I actually didn’t think Geum became any fuller at all over the years until I looked at some older pictures . . .
One-Year Growth Comparison
Here’s what the Geum perennial flowers looked like in May 2012:
And here’s what the same Geum perennials looked like one year later, May 2013:
Three-Year Growth Comparison
Here’s our Totally Tangerine Geum in June 2012:
Then three years later, here’s how Totally Tangerine Geum looked in June 2015:
Where to buy
You should be able to find Geum at your local garden nurseries or the big-box home improvement stores.
As a result of Geum’s long bloom time and easy care, more and more nurseries are carrying Geums.
In addition, this Spring I’m seeing many of my favorite online perennial catalogs featuring Geums as well, such as:
- White Flower Farm has Geum Red Dragon, Geum Banana Daiquiri and Geum Top Shelf Margarita
- Bluestone Perennials has Geum Totally Tangerine, Geum Sangria and Geum Blazing Sunset
- RareFind Nursery has Geum Mai Tai
- Wayside Gardens has Geum Tequila Sunrise
- Monrovia has Fire Storm Geum, Mrs. Bradshaw, Fireball Avens, Georgenberg Avens, Boris Avens, and Werner Arends Avens
- Believe it or not, you can purchase many different types of Geum on Amazon*
*Amazon affiliate link
(The above list of sites and plant availability is current as of this post’s publish date.)
Remember: Popular plants sell out quickly, so grab yours while you can!
Seed companies also carry Geum seeds, so check around if you love to begin your flower gardens with seeds.
Totally Tangerine Geum at Dusk
I took this photo in mid-May 2018 just around dusk. The way these flowers were glowing at that time of day was simply magical!

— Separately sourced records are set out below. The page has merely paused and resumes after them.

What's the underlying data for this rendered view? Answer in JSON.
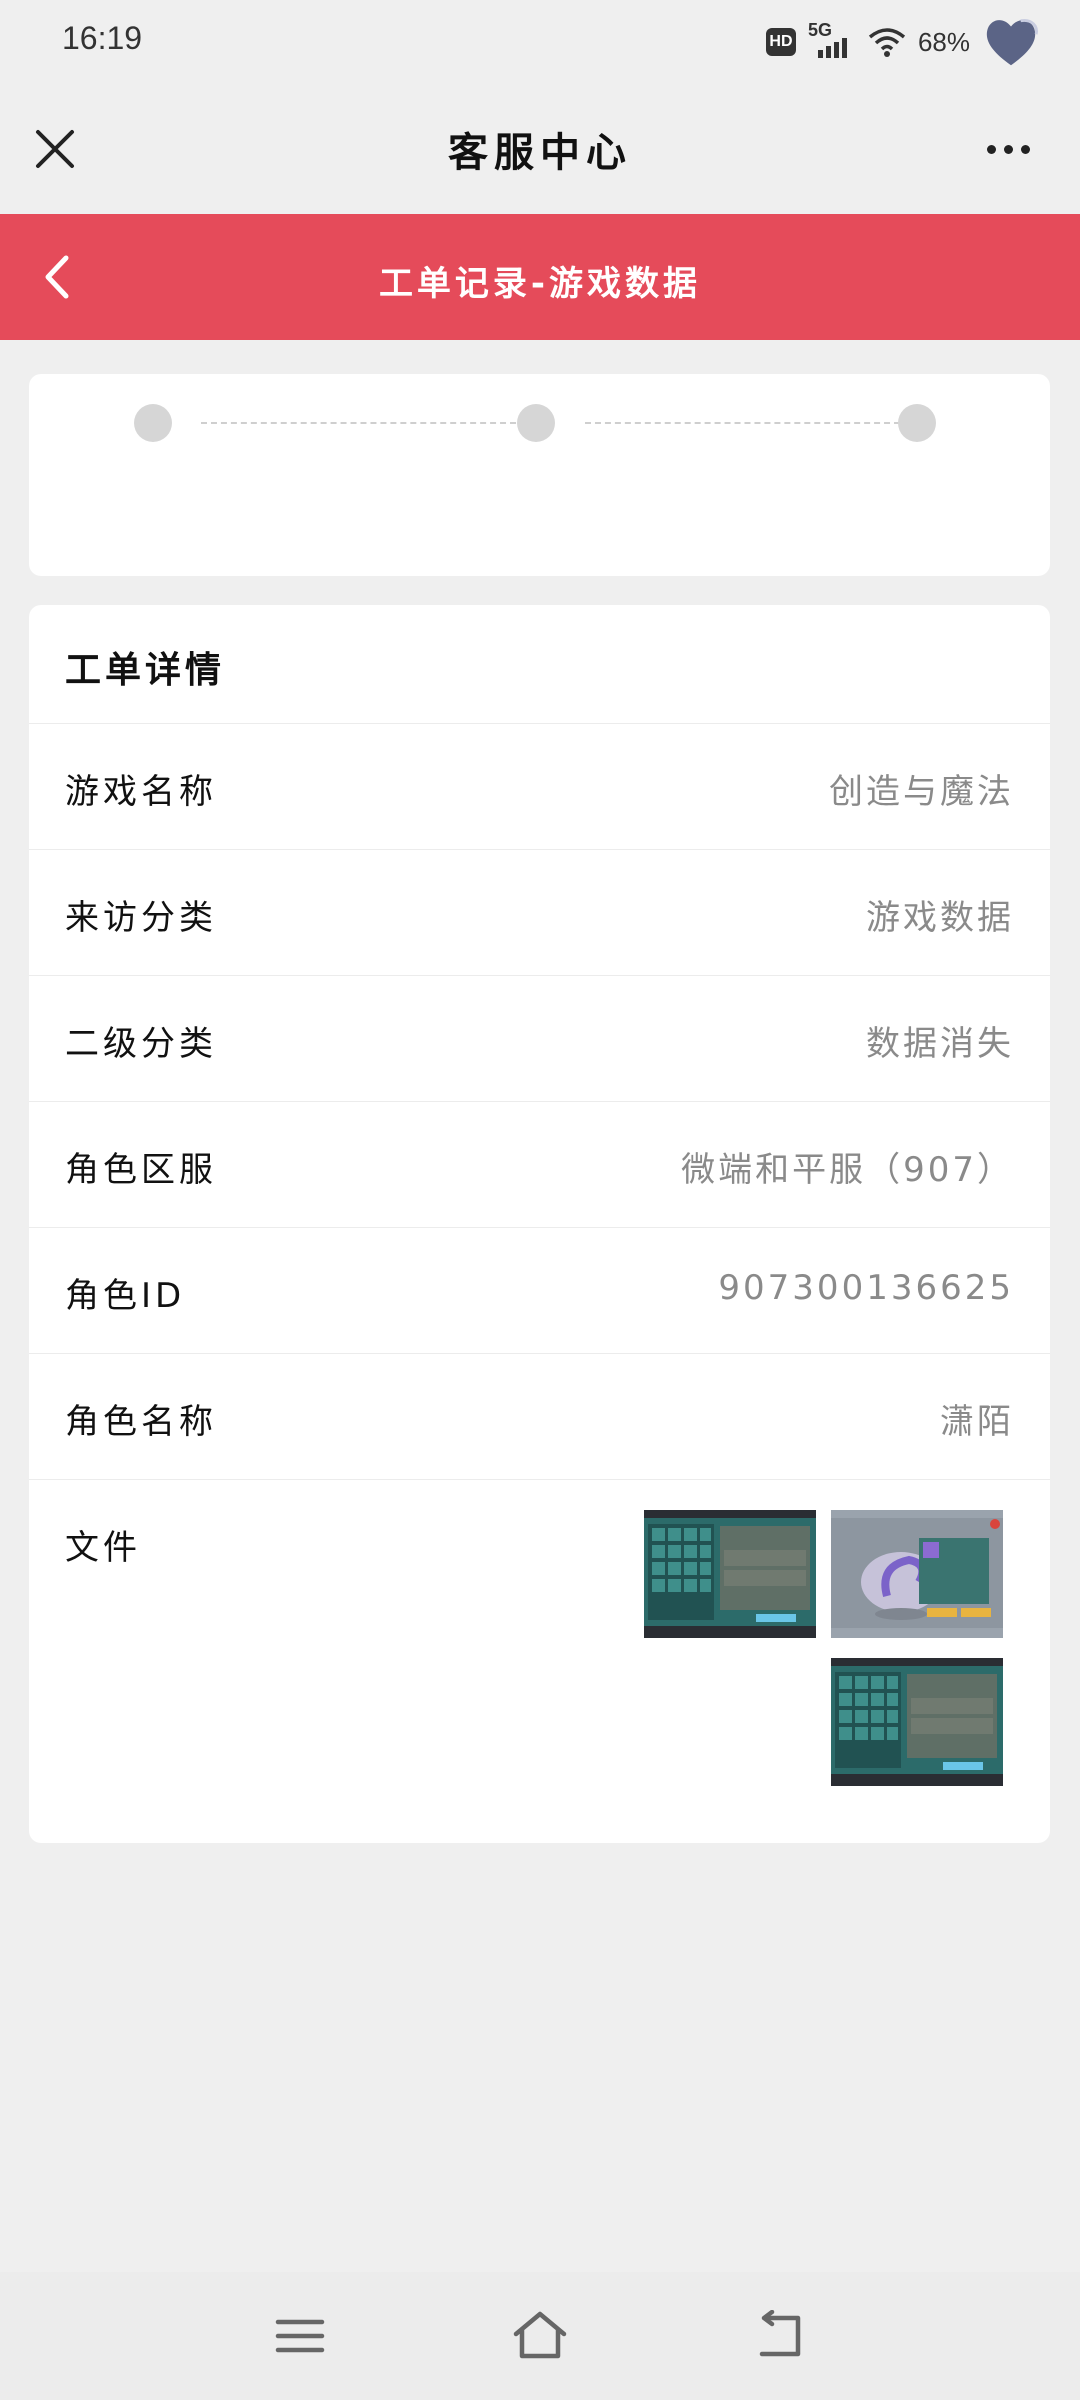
{
  "status_bar": {
    "time": "16:19",
    "hd": "HD",
    "network": "5G",
    "battery": "68%"
  },
  "titlebar": {
    "title": "客服中心",
    "icons": [
      "close-icon",
      "more-icon"
    ]
  },
  "header": {
    "title": "工单记录-游戏数据",
    "icons": [
      "back-chevron-icon"
    ]
  },
  "progress": {
    "steps": 3,
    "step_color": "#d6d6d6"
  },
  "detail": {
    "section_title": "工单详情",
    "rows": [
      {
        "label": "游戏名称",
        "value": "创造与魔法"
      },
      {
        "label": "来访分类",
        "value": "游戏数据"
      },
      {
        "label": "二级分类",
        "value": "数据消失"
      },
      {
        "label": "角色区服",
        "value": "微端和平服（907）"
      },
      {
        "label": "角色ID",
        "value": "907300136625"
      },
      {
        "label": "角色名称",
        "value": "潇陌"
      }
    ],
    "file_label": "文件",
    "files": [
      "game-screenshot-1",
      "game-screenshot-2",
      "game-screenshot-3"
    ]
  },
  "nav_bar": {
    "icons": [
      "menu-icon",
      "home-icon",
      "back-icon"
    ]
  },
  "colors": {
    "accent": "#e54b5a",
    "background": "#efefef",
    "value_text": "#8a8a8a"
  }
}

These Geum perennial flowers have been over-Wintering in a holding bed — our former vegetable garden which I kind of took over for the many plants I’m moving around. Next I’ll be dividing them this Spring and moving some of the new plants to the front gardens.
I can’t wait to see how they do!